Meanwhile, The True Finns are the third party of Finland, while Sinn Fein is in the second spot in Ireland if recent opinion polls are to be believed.
And this nationalism is making it harder to resolve the European crisis.
What’s causing the wave of nationalism?
Donovan believes nationalist parties are gaining political support because of two common characteristics among their supporters.
First, they tend to come from the economically insecure strata of society though not the lowest income groups. “It is more likely to be those in society who feel themselves as being most at risk in economic terms,” writes Donovan. “That implies that they have something to lose (thus are not the lowest income groups) and that they feel threatened.” This also explains why nationalism is as prevalent in non-periphery, as it is in peripheral Europe.
They are also hostile to immigration and perceive outsiders to pose an economic and a cultural risk.
Nationalism can only hurt the euro
The major consequence of this nationalism according to Donovan, is that it will make the European crisis harder to resolve.
Weaker countries are resentful of conditions imposed on them by outsiders. At the same time, the stronger economies are resentful that their relative wealth is being channeled away from national uses.
“The challenge is that if the Euro is to hold together (and we believe it will) these nationalist sentiments must be subsumed into a regional sentiment. Fiscal confederation should not be about “German money” going to “Greece”, or whatever combination.
Instead fiscal confederation should be about wealthier Euro citizens funding assistance to less wealthy Euro citizens. To get beyond the national boundaries implicit in the current national sentiment is essential to the eventual and necessary integration of the Euro area.”
Just as importantly, such nationalism will make the economies less competitive:

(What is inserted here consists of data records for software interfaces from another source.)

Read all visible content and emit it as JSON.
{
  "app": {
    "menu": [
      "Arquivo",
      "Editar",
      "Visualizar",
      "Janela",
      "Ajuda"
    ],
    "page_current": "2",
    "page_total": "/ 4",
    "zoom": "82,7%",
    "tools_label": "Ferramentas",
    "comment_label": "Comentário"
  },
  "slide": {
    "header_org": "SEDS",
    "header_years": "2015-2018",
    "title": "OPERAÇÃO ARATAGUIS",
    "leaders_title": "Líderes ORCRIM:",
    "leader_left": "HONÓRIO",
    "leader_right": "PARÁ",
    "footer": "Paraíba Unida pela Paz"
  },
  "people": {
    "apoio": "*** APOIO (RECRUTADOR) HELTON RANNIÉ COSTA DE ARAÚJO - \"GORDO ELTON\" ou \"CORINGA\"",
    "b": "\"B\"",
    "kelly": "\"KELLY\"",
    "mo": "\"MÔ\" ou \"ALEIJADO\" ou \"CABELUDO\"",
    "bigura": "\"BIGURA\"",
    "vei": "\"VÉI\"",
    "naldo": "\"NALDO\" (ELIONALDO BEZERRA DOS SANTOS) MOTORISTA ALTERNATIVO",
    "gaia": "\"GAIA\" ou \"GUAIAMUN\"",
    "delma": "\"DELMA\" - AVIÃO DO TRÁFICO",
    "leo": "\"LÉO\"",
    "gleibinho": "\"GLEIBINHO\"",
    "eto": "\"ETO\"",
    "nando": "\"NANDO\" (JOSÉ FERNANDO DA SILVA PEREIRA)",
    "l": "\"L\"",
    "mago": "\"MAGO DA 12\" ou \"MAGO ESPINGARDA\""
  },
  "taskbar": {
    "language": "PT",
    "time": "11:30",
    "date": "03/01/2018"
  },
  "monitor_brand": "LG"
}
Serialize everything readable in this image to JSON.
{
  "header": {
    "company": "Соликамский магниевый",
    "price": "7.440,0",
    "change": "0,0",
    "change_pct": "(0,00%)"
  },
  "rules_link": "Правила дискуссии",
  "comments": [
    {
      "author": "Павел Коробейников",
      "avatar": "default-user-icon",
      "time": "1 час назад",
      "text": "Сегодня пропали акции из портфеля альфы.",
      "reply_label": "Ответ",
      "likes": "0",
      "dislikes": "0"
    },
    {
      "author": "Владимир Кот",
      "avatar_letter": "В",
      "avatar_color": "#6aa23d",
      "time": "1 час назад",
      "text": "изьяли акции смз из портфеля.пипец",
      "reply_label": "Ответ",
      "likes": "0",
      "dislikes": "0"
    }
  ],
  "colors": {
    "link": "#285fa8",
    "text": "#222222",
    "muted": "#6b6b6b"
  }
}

“There is a real risk that by fostering an environment where political nationalism develops, the ensuing prejudice will undermine competitiveness and productivity in the Euro economy. …Festering resentment and nationalism is unlikely to produce that sort of a climate. Given how important it is to restore competitiveness to the Euro area economy, this is not a negligible economic cost.”